I have heard the sad news that Dermot died last week. I will post the funeral arrangements when they are known. This is a newspaper article on him:

Dermot was my English Teacher at school, he was a great influence on me and many others. In addition he helped run the Explorers' Club at school and introduced me to the delights of caving. He was a great man, one of the best.


Dermot taken many years ago
Dermot Talking to Julia at an Old Askean Lunch

Wednesday, 8 February 2017

The NHS is stil working
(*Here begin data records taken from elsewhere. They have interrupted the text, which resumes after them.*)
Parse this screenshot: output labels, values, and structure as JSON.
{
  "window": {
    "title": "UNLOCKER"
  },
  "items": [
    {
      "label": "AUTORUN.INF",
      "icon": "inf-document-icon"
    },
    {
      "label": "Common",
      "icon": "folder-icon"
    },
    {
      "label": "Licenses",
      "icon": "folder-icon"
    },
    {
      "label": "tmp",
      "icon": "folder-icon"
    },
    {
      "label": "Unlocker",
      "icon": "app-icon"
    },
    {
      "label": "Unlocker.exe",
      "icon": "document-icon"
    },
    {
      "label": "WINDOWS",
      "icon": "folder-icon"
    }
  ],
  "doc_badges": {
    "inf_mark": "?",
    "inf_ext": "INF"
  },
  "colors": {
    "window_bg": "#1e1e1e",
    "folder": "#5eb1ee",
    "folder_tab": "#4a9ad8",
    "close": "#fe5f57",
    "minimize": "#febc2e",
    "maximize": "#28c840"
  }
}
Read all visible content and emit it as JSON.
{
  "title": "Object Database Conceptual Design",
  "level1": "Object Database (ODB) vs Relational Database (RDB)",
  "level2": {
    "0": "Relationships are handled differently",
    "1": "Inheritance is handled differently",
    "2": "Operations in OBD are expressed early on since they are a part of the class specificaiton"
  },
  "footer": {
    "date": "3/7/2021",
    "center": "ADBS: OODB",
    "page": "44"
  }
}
Despite all the negative comments recent personal experience shows to my wife and I that the NHS is still working. Last Tuesday evening, 31 January, Julia, who had been unwell, noticed that her hands and arms were starting to swell and a rash was spreading on her body at an alarming rate. She dialed 111 and they said that a doctor would call back within the hour. Fifteen minutes later he called back, listened to her and asked some questions. He then said to go to the PRU (our local hospital) and hat he would send her notes over. We went to the PRU, the notes were there. We saw the triage people very quickly and some blood samples were taken for testing. Then came the one frustrating part, a five hour wait to see the doctor.
Once we saw the doctor things moved at a great rate, more tests, ECG, X-rays etc.A move from Accident & Emergency to a bed in the Emergency Assessment Unit and visits from two consultants. Late on Wednesday she was moved to a bed in the Chartwell Unit. Over the next few days she had more tests, CT scan, Ultra sound tests and regular blood tests. The diagnosis was vasculitis and she was out on a course of steroids.
Yesterday evening, Tuesday 7 February, Julia was discharged with a course of steroids to complete and a series of follow-up consultations to attend.
The treatment could not have been better, everybody; cleaners, porters, nurses, doctors, consultants etc were friendly and approachable. I suspect that if we were really try we could somethings that were not quite perfect. But overall the NHS delivered on its promise.
So do not believe all that you read. No doubt budgets are stretched and some people do not receive high quality treatment. But for us it was brilliant so a big thank you to the NHS, to the PRU and to all the staff who work there.